St. Patrick’s Day national holiday back in Ireland

Trudi and Alan McEntee mix up a batch of Irish stew to serve today to the Clovis-Curry County Chamber of Commerce board of directors. CNJ Staff Photo: Eric Kluth

By Michelle Seeber

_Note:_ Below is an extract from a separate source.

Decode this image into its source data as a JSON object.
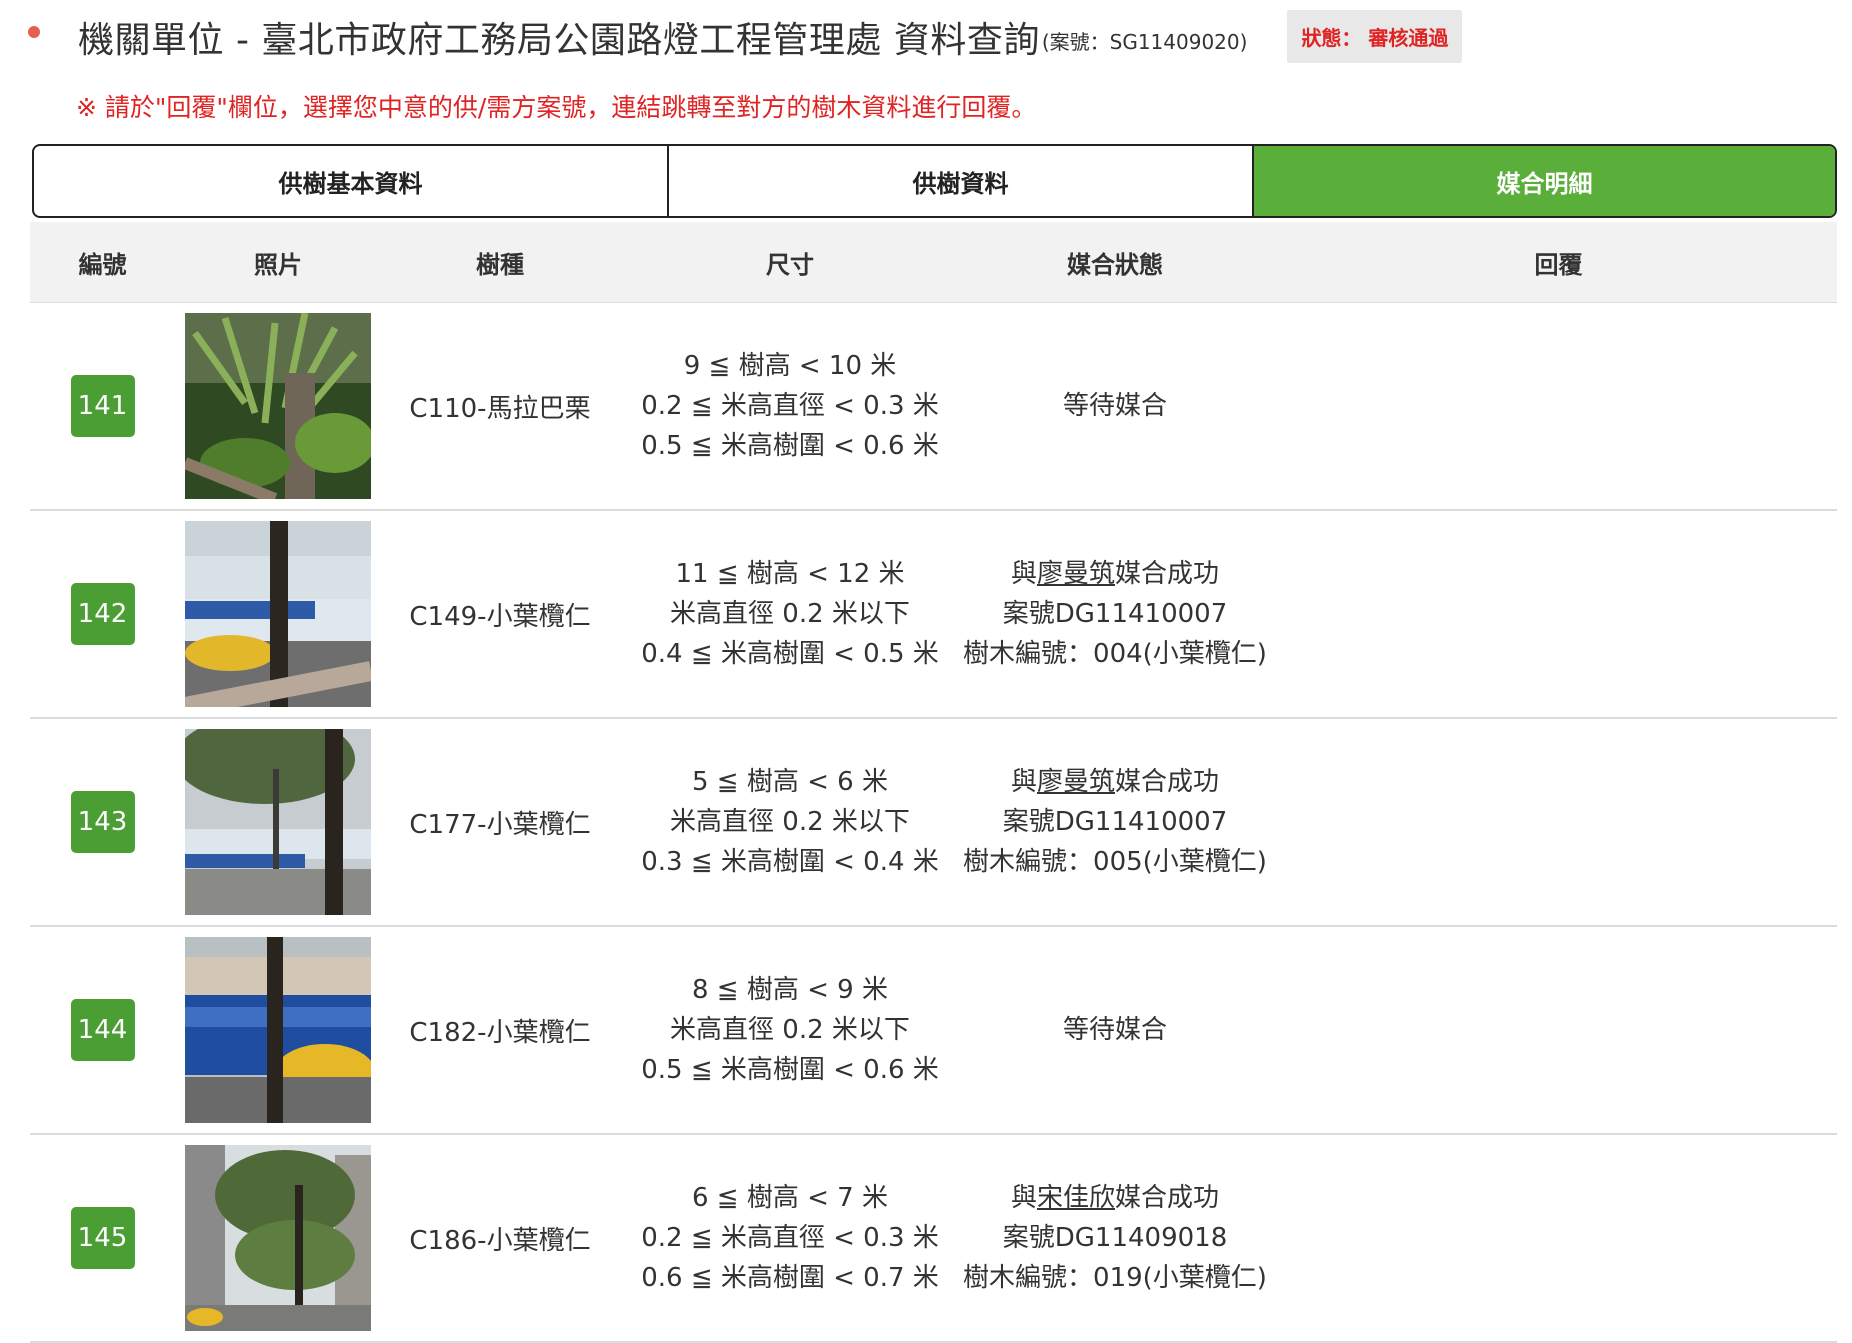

Today is St. Patrick’s Day.
That means Mass, international parades, games and other exciting festivities are being held in Ireland.
That’s according to Ireland natives Trudi McEntee and her husband, Alan, financial director of Southwest Cheese, a cheese manufacturing plant that is expected to open next year in Clovis.
The couple said Tuesday the fanfare on St. Patrick’s Day in Ireland resembles that of the festivities celebrated on Thanksgiving or New Year’s Day here.
“It’s a national holiday in Ireland,” Trudi said. “All commercial activities and schools close, except for hotels and pubs. We refer to it as our feast day.”
The holiday begins with a celebration of Mass.
“Well-known cathedrals hold Mass with lots of pomp and circumstance,” she said. “Each little church and parish will put out the green, white and gold national flag, as do public buildings.”
In addition, every big city and most towns hold parades, with the largest one in Dublin, Trudi said.
Ireland President Mary McAleese, the prime minister and government dignitaries attend the parades in Dublin.
Foreign dignitaries from all around the world attend this parade, which brings marching bands and other parade groups from the United States and Canada and other countries. The parade, among other things, features acrobats, cheerleaders, large floats and the best singers and dancers in the world, she said.
Small towns and parishes have their own parades, similar to the United States.
Businesses in these communities have their own floats accompanied by dancers, drama and singing.
“It’s a day when children wear their dance costumes,” Trudi said. “The costumes are very elaborate.”
The parades are a precede to Gaelic football and hurling games, she said.
The two best sports clubs play at the major stadium at Croke Park in Dublin.
“Croke Park is named after Archbishop Croke, patron of the Gaelic Athletic Association,” she said.
The games also are televised.
Evening becomes a celebration of traditional drama, music and singing and dancing, she said.
Alan said the nice dinner often eaten by family members doesn’t include corned beef and cabbage.
“The feast would be like a Christmas dinner,” he said. “My favorite part of the day has always been the sporting aspect of it. Sports is the big thing for me, because my (family) participated in sports in younger years.”
Because St. Patrick’s Day occurs during Lent — the 40 days, not counting the six Sundays between Ash Wednesday and Easter — celebrants are given a dispensation from not drinking, Trudi said.
In celebration of St. Patrick’s Day in Clovis, the couple made Irish stew to serve today to the Clovis Chamber of Commerce board of directors, Trudi said.
The holiday, of course, is to honor St. Patrick, who arrived in Ireland before A.D. 432 as a slave after being kidnapped by pirates.
The shamrock designates the clover leaf St. Patrick used in the hills, where he tended pigs and sheep, to demonstrate to pagans God and the Trinity.
God, Trudi said, was represented by the stem, and the three leaves represented the Son, the Father and the Holy Ghost.
St. Patrick is credited with bringing Catholicism to Ireland.
Between 92 to 98 percent of the country is Catholic, Trudi said.
Ernie Kos, director of the Chamber of Commerce, said the Chamber has been working for about a year now with the McEntees through Southwest Cheese.
A cheese plant in Twin Falls, Idaho, affiliated with the same company that’s building Southwest Cheese in Clovis, has St. Patrick’s Day parades, Kos said.
“We’re hoping to have a parade and festivities on St. Patrick’s Day (in coming years) in association with the cheese plant … in Twin Falls, Idaho,” Kos said.